Perform the steps in Downloading and staging required files, before performing this procedure.
Use this procedure to prepare a RHEL/CentOS host as a Control Center master host.
  1. Log in to the candidate master host as root, or as a user with superuser privileges.
  2. Ensure the host has a persistent numeric ID.
    Skip this step if you are installing a single-host deployment.
    Each Control Center host must have a unique host ID, and the ID must be persistent (not change when the host reboots).
    test -f /etc/hostid || genhostid ; hostid
    Record the ID for comparison with other Control Center hosts.
  3. Disable the firewall, if necessary.
    This step is required for installation but not for deployment. For more information, refer to the Resource Manager Planning Guide or the Zenoss Community Edition (Core) Planning Guide.
    1. Determine whether the firewalld service is enabled.
      systemctl status firewalld.service
      • If the result includes Active: inactive (dead), the service is disabled. Proceed to the next step.
      • If the result includes Active: active (running), the service is enabled. Perform the following substep.
    2. Disable the firewalld service.
      systemctl stop firewalld && systemctl disable firewalld
      On success, the preceding commands display messages similar to the following example:
      rm '/etc/systemd/system/dbus-org.fedoraproject.FirewallD1.service'
      rm '/etc/systemd/system/basic.target.wants/firewalld.service'
  4. Optional: Enable persistent storage for log files, if desired.
    By default, RHEL/CentOS systems store log data only in memory or in a ring buffer in the /run/log/journal directory. By performing this step, log data persists and can be saved indefinitely, if you implement log file rotation practices.

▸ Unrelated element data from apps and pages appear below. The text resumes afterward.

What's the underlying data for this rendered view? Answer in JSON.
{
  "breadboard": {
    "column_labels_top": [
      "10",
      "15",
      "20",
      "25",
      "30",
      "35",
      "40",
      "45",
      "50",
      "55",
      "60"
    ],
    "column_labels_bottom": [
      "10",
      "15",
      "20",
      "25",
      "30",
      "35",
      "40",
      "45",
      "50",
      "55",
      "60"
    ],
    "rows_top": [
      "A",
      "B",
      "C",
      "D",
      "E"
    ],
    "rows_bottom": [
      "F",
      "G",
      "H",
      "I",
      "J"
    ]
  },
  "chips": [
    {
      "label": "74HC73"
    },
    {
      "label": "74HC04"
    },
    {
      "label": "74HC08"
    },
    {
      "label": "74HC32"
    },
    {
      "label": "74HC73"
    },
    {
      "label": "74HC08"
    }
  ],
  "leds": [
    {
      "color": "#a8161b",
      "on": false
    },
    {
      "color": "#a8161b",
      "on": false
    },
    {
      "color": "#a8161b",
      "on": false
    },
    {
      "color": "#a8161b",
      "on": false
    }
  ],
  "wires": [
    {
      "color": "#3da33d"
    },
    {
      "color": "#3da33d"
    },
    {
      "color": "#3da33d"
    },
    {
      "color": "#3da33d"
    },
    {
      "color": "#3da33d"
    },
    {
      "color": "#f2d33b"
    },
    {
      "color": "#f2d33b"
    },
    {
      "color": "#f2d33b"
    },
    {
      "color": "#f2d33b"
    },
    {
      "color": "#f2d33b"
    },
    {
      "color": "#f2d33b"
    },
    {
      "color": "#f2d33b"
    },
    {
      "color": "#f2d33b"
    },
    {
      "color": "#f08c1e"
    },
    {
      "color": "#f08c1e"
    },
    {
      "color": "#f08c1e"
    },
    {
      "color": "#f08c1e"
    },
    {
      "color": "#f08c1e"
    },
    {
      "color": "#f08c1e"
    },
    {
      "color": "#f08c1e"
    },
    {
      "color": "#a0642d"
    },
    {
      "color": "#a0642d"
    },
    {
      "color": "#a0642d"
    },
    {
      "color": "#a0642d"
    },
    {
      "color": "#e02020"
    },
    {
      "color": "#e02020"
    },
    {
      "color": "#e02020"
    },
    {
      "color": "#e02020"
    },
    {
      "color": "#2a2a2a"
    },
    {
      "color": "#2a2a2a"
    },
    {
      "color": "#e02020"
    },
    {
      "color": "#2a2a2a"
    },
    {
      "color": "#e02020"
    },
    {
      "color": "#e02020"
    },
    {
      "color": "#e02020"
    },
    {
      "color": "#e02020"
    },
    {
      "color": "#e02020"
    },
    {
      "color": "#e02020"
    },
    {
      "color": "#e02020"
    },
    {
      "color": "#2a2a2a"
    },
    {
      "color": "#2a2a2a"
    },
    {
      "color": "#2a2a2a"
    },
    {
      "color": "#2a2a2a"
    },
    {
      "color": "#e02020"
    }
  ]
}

For more information, refer to your operating system documentation.
    mkdir -p /var/log/journal && systemctl restart systemd-journald
  5. Enable and start the Dnsmasq package.
    The package facilitates networking among Docker containers.
    systemctl enable dnsmasq && systemctl start dnsmasq
    If name resolution in your environment relies solely on entries in /etc/hosts, configure dsnmasq so that containers can use the file:
    1. Open /etc/dnsmasq.conf with a text editor.
    2. Locate the line that starts with #domain-needed, and then make a copy of the line, immediately below the original.
    3. Remove the number sign character (#) from the beginning of the line.
    4. Locate the line that starts with #bogus-priv, and then make a copy of the line, immediately below the original.
    5. Remove the number sign character (#) from the beginning of the line.
    6. Locate the line that starts with #local=/localnet/, and then make a copy of the line, immediately below the original.
    7. Remove net, and then remove the number sign character (#) from the beginning of the line.
    8. Locate the line that starts with #domain=example.com, and then make a copy of the line, immediately below the original.
    9. Replace example.com with local, and then remove the number sign character (#) from the beginning of the line.
    10. Save the file, and then close the editor.
    11. Restart the dnsmasq service.
      systemctl restart dnsmasq
  6. Install and configure the NTP package.
    1. Stop and disable chronyd, if present.
      test "$(systemctl is-active chronyd)" = "active" \
        && systemctl stop chronyd && systemctl disable chronyd
    2. Install the NTP package.
      yum makecache fast && yum install ntp
    3. Set the system time.
      ntpd -gq
    4. Enable and start the ntpd service.
      systemctl enable ntpd && systemctl start ntpd